## ASSIGNMENT
What is needed here is an exact reprint of every record below.

EXERCISE DATA START

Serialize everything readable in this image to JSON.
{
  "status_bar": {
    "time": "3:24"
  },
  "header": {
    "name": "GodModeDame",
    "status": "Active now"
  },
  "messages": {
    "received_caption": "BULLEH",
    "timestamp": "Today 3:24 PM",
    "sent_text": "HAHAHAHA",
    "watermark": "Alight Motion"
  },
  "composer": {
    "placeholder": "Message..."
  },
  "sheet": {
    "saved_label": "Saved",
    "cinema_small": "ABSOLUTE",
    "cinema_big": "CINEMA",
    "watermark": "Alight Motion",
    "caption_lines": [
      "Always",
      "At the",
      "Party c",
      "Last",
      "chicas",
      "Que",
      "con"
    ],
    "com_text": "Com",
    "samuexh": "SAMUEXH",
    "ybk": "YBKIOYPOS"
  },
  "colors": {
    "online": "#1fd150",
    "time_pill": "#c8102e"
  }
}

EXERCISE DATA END

## ANSWER TO THIS EXERCISE
Serialize everything readable in this image to JSON.
{
  "status_bar": {
    "time": "3:24"
  },
  "header": {
    "name": "GodModeDame",
    "status": "Active now"
  },
  "messages": {
    "received_caption": "BULLEH",
    "timestamp": "Today 3:24 PM",
    "sent_text": "HAHAHAHA",
    "watermark": "Alight Motion"
  },
  "composer": {
    "placeholder": "Message..."
  },
  "sheet": {
    "saved_label": "Saved",
    "cinema_small": "ABSOLUTE",
    "cinema_big": "CINEMA",
    "watermark": "Alight Motion",
    "caption_lines": [
      "Always",
      "At the",
      "Party c",
      "Last",
      "chicas",
      "Que",
      "con"
    ],
    "com_text": "Com",
    "samuexh": "SAMUEXH",
    "ybk": "YBKIOYPOS"
  },
  "colors": {
    "online": "#1fd150",
    "time_pill": "#c8102e"
  }
}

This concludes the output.